── Dataset extract

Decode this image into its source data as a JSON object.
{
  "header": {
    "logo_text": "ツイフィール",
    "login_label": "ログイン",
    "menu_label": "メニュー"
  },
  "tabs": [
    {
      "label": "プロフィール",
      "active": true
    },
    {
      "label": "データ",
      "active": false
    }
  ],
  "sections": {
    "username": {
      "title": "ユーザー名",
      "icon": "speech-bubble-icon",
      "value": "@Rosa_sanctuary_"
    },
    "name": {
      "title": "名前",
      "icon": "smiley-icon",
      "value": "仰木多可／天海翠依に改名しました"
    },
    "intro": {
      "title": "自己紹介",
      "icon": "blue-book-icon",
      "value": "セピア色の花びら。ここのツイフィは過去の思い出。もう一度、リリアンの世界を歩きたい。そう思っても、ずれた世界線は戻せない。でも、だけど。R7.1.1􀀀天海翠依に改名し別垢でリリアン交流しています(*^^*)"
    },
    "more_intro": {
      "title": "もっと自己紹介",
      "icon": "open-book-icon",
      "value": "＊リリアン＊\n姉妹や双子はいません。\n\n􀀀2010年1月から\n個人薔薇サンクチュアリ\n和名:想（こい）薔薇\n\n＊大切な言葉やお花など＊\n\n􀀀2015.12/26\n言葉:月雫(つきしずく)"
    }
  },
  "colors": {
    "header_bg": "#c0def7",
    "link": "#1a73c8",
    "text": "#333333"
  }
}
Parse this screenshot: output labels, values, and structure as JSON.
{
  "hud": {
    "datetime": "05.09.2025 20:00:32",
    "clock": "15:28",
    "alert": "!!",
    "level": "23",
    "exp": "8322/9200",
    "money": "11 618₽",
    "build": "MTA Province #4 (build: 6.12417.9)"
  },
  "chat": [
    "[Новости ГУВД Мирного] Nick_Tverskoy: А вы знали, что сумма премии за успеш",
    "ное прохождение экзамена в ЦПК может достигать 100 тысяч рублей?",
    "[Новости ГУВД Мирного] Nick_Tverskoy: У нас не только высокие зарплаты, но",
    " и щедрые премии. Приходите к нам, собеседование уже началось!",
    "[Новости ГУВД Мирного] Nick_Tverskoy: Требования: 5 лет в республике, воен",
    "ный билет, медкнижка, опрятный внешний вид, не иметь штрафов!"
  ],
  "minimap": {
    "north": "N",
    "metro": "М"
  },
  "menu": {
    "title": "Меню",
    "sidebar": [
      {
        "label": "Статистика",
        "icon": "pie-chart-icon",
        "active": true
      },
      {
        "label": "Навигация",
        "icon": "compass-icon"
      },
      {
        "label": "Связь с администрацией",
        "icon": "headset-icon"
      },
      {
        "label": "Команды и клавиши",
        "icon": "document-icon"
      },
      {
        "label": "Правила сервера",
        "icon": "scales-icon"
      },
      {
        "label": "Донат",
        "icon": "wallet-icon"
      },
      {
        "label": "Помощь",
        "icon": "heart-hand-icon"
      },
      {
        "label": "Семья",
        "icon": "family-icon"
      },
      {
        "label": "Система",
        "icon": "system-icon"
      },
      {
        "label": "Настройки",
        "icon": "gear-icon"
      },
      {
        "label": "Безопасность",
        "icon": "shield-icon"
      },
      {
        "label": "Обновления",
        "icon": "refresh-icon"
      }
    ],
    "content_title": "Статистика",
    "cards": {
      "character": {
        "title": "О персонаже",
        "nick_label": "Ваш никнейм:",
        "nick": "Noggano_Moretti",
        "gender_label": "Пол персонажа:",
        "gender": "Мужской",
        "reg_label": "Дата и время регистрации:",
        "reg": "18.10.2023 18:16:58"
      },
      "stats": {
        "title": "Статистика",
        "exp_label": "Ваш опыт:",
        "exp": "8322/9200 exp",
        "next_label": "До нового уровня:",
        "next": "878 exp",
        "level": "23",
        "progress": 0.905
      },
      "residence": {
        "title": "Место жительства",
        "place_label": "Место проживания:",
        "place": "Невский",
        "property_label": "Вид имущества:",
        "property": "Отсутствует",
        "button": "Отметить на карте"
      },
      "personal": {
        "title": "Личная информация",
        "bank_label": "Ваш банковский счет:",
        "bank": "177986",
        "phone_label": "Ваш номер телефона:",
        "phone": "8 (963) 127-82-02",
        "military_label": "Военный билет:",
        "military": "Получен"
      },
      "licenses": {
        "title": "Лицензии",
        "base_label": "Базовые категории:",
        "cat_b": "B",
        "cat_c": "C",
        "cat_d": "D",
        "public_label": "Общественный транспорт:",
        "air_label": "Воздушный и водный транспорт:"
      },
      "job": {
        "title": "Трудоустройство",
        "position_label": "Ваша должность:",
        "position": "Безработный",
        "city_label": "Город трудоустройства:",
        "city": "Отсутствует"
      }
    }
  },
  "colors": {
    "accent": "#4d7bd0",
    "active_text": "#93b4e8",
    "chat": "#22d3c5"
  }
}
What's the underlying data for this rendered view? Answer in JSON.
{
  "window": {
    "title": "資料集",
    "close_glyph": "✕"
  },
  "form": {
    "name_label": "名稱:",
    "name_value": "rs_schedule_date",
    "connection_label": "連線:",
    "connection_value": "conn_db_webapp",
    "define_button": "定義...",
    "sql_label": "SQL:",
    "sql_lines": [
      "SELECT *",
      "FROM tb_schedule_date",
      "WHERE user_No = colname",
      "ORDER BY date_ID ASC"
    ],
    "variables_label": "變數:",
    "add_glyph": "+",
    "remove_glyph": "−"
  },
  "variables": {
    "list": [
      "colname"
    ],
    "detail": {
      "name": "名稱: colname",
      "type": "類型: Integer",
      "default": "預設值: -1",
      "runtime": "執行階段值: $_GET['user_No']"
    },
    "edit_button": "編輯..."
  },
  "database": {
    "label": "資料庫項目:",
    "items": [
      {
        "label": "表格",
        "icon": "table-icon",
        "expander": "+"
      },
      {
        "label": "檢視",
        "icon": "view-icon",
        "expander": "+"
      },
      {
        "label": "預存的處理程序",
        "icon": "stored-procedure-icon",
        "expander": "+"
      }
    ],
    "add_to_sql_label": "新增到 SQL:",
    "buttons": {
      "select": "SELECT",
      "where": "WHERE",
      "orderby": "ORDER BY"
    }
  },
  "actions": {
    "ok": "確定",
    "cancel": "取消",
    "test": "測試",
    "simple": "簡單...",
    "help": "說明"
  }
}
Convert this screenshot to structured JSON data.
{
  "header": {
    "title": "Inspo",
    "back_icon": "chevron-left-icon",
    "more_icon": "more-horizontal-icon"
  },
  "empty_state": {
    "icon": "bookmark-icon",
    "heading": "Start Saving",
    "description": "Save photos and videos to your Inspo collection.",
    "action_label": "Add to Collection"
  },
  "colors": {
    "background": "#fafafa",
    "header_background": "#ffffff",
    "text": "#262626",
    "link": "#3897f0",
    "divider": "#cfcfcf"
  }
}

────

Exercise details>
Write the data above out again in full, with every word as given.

Completed task>
Decode this image into its source data as a JSON object.
{
  "header": {
    "logo_text": "ツイフィール",
    "login_label": "ログイン",
    "menu_label": "メニュー"
  },
  "tabs": [
    {
      "label": "プロフィール",
      "active": true
    },
    {
      "label": "データ",
      "active": false
    }
  ],
  "sections": {
    "username": {
      "title": "ユーザー名",
      "icon": "speech-bubble-icon",
      "value": "@Rosa_sanctuary_"
    },
    "name": {
      "title": "名前",
      "icon": "smiley-icon",
      "value": "仰木多可／天海翠依に改名しました"
    },
    "intro": {
      "title": "自己紹介",
      "icon": "blue-book-icon",
      "value": "セピア色の花びら。ここのツイフィは過去の思い出。もう一度、リリアンの世界を歩きたい。そう思っても、ずれた世界線は戻せない。でも、だけど。R7.1.1􀀀天海翠依に改名し別垢でリリアン交流しています(*^^*)"
    },
    "more_intro": {
      "title": "もっと自己紹介",
      "icon": "open-book-icon",
      "value": "＊リリアン＊\n姉妹や双子はいません。\n\n􀀀2010年1月から\n個人薔薇サンクチュアリ\n和名:想（こい）薔薇\n\n＊大切な言葉やお花など＊\n\n􀀀2015.12/26\n言葉:月雫(つきしずく)"
    }
  },
  "colors": {
    "header_bg": "#c0def7",
    "link": "#1a73c8",
    "text": "#333333"
  }
}
Parse this screenshot: output labels, values, and structure as JSON.
{
  "hud": {
    "datetime": "05.09.2025 20:00:32",
    "clock": "15:28",
    "alert": "!!",
    "level": "23",
    "exp": "8322/9200",
    "money": "11 618₽",
    "build": "MTA Province #4 (build: 6.12417.9)"
  },
  "chat": [
    "[Новости ГУВД Мирного] Nick_Tverskoy: А вы знали, что сумма премии за успеш",
    "ное прохождение экзамена в ЦПК может достигать 100 тысяч рублей?",
    "[Новости ГУВД Мирного] Nick_Tverskoy: У нас не только высокие зарплаты, но",
    " и щедрые премии. Приходите к нам, собеседование уже началось!",
    "[Новости ГУВД Мирного] Nick_Tverskoy: Требования: 5 лет в республике, воен",
    "ный билет, медкнижка, опрятный внешний вид, не иметь штрафов!"
  ],
  "minimap": {
    "north": "N",
    "metro": "М"
  },
  "menu": {
    "title": "Меню",
    "sidebar": [
      {
        "label": "Статистика",
        "icon": "pie-chart-icon",
        "active": true
      },
      {
        "label": "Навигация",
        "icon": "compass-icon"
      },
      {
        "label": "Связь с администрацией",
        "icon": "headset-icon"
      },
      {
        "label": "Команды и клавиши",
        "icon": "document-icon"
      },
      {
        "label": "Правила сервера",
        "icon": "scales-icon"
      },
      {
        "label": "Донат",
        "icon": "wallet-icon"
      },
      {
        "label": "Помощь",
        "icon": "heart-hand-icon"
      },
      {
        "label": "Семья",
        "icon": "family-icon"
      },
      {
        "label": "Система",
        "icon": "system-icon"
      },
      {
        "label": "Настройки",
        "icon": "gear-icon"
      },
      {
        "label": "Безопасность",
        "icon": "shield-icon"
      },
      {
        "label": "Обновления",
        "icon": "refresh-icon"
      }
    ],
    "content_title": "Статистика",
    "cards": {
      "character": {
        "title": "О персонаже",
        "nick_label": "Ваш никнейм:",
        "nick": "Noggano_Moretti",
        "gender_label": "Пол персонажа:",
        "gender": "Мужской",
        "reg_label": "Дата и время регистрации:",
        "reg": "18.10.2023 18:16:58"
      },
      "stats": {
        "title": "Статистика",
        "exp_label": "Ваш опыт:",
        "exp": "8322/9200 exp",
        "next_label": "До нового уровня:",
        "next": "878 exp",
        "level": "23",
        "progress": 0.905
      },
      "residence": {
        "title": "Место жительства",
        "place_label": "Место проживания:",
        "place": "Невский",
        "property_label": "Вид имущества:",
        "property": "Отсутствует",
        "button": "Отметить на карте"
      },
      "personal": {
        "title": "Личная информация",
        "bank_label": "Ваш банковский счет:",
        "bank": "177986",
        "phone_label": "Ваш номер телефона:",
        "phone": "8 (963) 127-82-02",
        "military_label": "Военный билет:",
        "military": "Получен"
      },
      "licenses": {
        "title": "Лицензии",
        "base_label": "Базовые категории:",
        "cat_b": "B",
        "cat_c": "C",
        "cat_d": "D",
        "public_label": "Общественный транспорт:",
        "air_label": "Воздушный и водный транспорт:"
      },
      "job": {
        "title": "Трудоустройство",
        "position_label": "Ваша должность:",
        "position": "Безработный",
        "city_label": "Город трудоустройства:",
        "city": "Отсутствует"
      }
    }
  },
  "colors": {
    "accent": "#4d7bd0",
    "active_text": "#93b4e8",
    "chat": "#22d3c5"
  }
}
What's the underlying data for this rendered view? Answer in JSON.
{
  "window": {
    "title": "資料集",
    "close_glyph": "✕"
  },
  "form": {
    "name_label": "名稱:",
    "name_value": "rs_schedule_date",
    "connection_label": "連線:",
    "connection_value": "conn_db_webapp",
    "define_button": "定義...",
    "sql_label": "SQL:",
    "sql_lines": [
      "SELECT *",
      "FROM tb_schedule_date",
      "WHERE user_No = colname",
      "ORDER BY date_ID ASC"
    ],
    "variables_label": "變數:",
    "add_glyph": "+",
    "remove_glyph": "−"
  },
  "variables": {
    "list": [
      "colname"
    ],
    "detail": {
      "name": "名稱: colname",
      "type": "類型: Integer",
      "default": "預設值: -1",
      "runtime": "執行階段值: $_GET['user_No']"
    },
    "edit_button": "編輯..."
  },
  "database": {
    "label": "資料庫項目:",
    "items": [
      {
        "label": "表格",
        "icon": "table-icon",
        "expander": "+"
      },
      {
        "label": "檢視",
        "icon": "view-icon",
        "expander": "+"
      },
      {
        "label": "預存的處理程序",
        "icon": "stored-procedure-icon",
        "expander": "+"
      }
    ],
    "add_to_sql_label": "新增到 SQL:",
    "buttons": {
      "select": "SELECT",
      "where": "WHERE",
      "orderby": "ORDER BY"
    }
  },
  "actions": {
    "ok": "確定",
    "cancel": "取消",
    "test": "測試",
    "simple": "簡單...",
    "help": "說明"
  }
}
Convert this screenshot to structured JSON data.
{
  "header": {
    "title": "Inspo",
    "back_icon": "chevron-left-icon",
    "more_icon": "more-horizontal-icon"
  },
  "empty_state": {
    "icon": "bookmark-icon",
    "heading": "Start Saving",
    "description": "Save photos and videos to your Inspo collection.",
    "action_label": "Add to Collection"
  },
  "colors": {
    "background": "#fafafa",
    "header_background": "#ffffff",
    "text": "#262626",
    "link": "#3897f0",
    "divider": "#cfcfcf"
  }
}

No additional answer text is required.